All of the records shown below need to be copied with no differences.

[Collection entries]
■ ■ ■ ■ ■

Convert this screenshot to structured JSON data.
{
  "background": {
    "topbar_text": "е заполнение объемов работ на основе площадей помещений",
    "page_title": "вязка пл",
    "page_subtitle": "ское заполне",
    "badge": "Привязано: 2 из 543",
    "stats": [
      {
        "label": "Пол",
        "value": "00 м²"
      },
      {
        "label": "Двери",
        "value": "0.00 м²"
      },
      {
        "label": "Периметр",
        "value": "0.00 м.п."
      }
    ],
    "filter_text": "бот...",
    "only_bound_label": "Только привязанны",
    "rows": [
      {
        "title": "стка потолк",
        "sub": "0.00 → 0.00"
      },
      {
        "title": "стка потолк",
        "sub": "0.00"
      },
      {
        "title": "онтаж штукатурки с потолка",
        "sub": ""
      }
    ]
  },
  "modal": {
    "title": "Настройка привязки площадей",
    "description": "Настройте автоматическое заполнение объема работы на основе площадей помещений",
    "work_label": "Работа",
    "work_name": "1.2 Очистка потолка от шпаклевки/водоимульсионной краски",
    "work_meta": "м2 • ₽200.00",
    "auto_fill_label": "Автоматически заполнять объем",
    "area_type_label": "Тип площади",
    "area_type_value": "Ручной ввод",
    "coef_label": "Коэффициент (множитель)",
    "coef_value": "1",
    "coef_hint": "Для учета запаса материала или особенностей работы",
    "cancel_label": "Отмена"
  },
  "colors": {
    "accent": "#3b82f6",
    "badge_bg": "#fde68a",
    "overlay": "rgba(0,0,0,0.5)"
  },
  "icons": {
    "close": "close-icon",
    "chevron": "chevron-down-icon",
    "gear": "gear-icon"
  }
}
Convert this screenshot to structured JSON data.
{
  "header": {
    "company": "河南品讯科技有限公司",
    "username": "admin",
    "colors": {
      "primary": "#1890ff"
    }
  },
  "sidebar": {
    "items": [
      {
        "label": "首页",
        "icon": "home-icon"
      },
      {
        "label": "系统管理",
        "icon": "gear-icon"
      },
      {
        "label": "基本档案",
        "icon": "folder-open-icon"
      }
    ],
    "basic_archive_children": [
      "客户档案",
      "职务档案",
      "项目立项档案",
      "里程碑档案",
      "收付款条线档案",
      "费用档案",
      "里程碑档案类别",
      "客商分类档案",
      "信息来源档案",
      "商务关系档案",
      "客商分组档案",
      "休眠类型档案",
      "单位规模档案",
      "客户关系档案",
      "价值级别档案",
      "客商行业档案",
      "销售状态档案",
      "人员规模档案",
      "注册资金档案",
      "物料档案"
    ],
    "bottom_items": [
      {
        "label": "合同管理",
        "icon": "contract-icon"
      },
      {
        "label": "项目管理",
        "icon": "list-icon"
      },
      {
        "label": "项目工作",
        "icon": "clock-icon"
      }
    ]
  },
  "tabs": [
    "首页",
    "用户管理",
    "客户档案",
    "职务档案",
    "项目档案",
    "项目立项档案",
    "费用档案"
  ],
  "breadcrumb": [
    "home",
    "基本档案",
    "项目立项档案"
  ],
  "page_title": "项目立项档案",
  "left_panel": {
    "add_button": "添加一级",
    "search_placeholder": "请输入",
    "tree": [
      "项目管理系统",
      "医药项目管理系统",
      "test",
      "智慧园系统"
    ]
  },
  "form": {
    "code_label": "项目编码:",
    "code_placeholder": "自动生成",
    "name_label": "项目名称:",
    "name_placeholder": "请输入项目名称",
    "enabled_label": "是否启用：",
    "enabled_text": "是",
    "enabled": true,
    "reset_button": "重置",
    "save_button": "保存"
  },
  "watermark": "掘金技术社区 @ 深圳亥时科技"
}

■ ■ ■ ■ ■

**Output of the task:**
Convert this screenshot to structured JSON data.
{
  "background": {
    "topbar_text": "е заполнение объемов работ на основе площадей помещений",
    "page_title": "вязка пл",
    "page_subtitle": "ское заполне",
    "badge": "Привязано: 2 из 543",
    "stats": [
      {
        "label": "Пол",
        "value": "00 м²"
      },
      {
        "label": "Двери",
        "value": "0.00 м²"
      },
      {
        "label": "Периметр",
        "value": "0.00 м.п."
      }
    ],
    "filter_text": "бот...",
    "only_bound_label": "Только привязанны",
    "rows": [
      {
        "title": "стка потолк",
        "sub": "0.00 → 0.00"
      },
      {
        "title": "стка потолк",
        "sub": "0.00"
      },
      {
        "title": "онтаж штукатурки с потолка",
        "sub": ""
      }
    ]
  },
  "modal": {
    "title": "Настройка привязки площадей",
    "description": "Настройте автоматическое заполнение объема работы на основе площадей помещений",
    "work_label": "Работа",
    "work_name": "1.2 Очистка потолка от шпаклевки/водоимульсионной краски",
    "work_meta": "м2 • ₽200.00",
    "auto_fill_label": "Автоматически заполнять объем",
    "area_type_label": "Тип площади",
    "area_type_value": "Ручной ввод",
    "coef_label": "Коэффициент (множитель)",
    "coef_value": "1",
    "coef_hint": "Для учета запаса материала или особенностей работы",
    "cancel_label": "Отмена"
  },
  "colors": {
    "accent": "#3b82f6",
    "badge_bg": "#fde68a",
    "overlay": "rgba(0,0,0,0.5)"
  },
  "icons": {
    "close": "close-icon",
    "chevron": "chevron-down-icon",
    "gear": "gear-icon"
  }
}
Convert this screenshot to structured JSON data.
{
  "header": {
    "company": "河南品讯科技有限公司",
    "username": "admin",
    "colors": {
      "primary": "#1890ff"
    }
  },
  "sidebar": {
    "items": [
      {
        "label": "首页",
        "icon": "home-icon"
      },
      {
        "label": "系统管理",
        "icon": "gear-icon"
      },
      {
        "label": "基本档案",
        "icon": "folder-open-icon"
      }
    ],
    "basic_archive_children": [
      "客户档案",
      "职务档案",
      "项目立项档案",
      "里程碑档案",
      "收付款条线档案",
      "费用档案",
      "里程碑档案类别",
      "客商分类档案",
      "信息来源档案",
      "商务关系档案",
      "客商分组档案",
      "休眠类型档案",
      "单位规模档案",
      "客户关系档案",
      "价值级别档案",
      "客商行业档案",
      "销售状态档案",
      "人员规模档案",
      "注册资金档案",
      "物料档案"
    ],
    "bottom_items": [
      {
        "label": "合同管理",
        "icon": "contract-icon"
      },
      {
        "label": "项目管理",
        "icon": "list-icon"
      },
      {
        "label": "项目工作",
        "icon": "clock-icon"
      }
    ]
  },
  "tabs": [
    "首页",
    "用户管理",
    "客户档案",
    "职务档案",
    "项目档案",
    "项目立项档案",
    "费用档案"
  ],
  "breadcrumb": [
    "home",
    "基本档案",
    "项目立项档案"
  ],
  "page_title": "项目立项档案",
  "left_panel": {
    "add_button": "添加一级",
    "search_placeholder": "请输入",
    "tree": [
      "项目管理系统",
      "医药项目管理系统",
      "test",
      "智慧园系统"
    ]
  },
  "form": {
    "code_label": "项目编码:",
    "code_placeholder": "自动生成",
    "name_label": "项目名称:",
    "name_placeholder": "请输入项目名称",
    "enabled_label": "是否启用：",
    "enabled_text": "是",
    "enabled": true,
    "reset_button": "重置",
    "save_button": "保存"
  },
  "watermark": "掘金技术社区 @ 深圳亥时科技"
}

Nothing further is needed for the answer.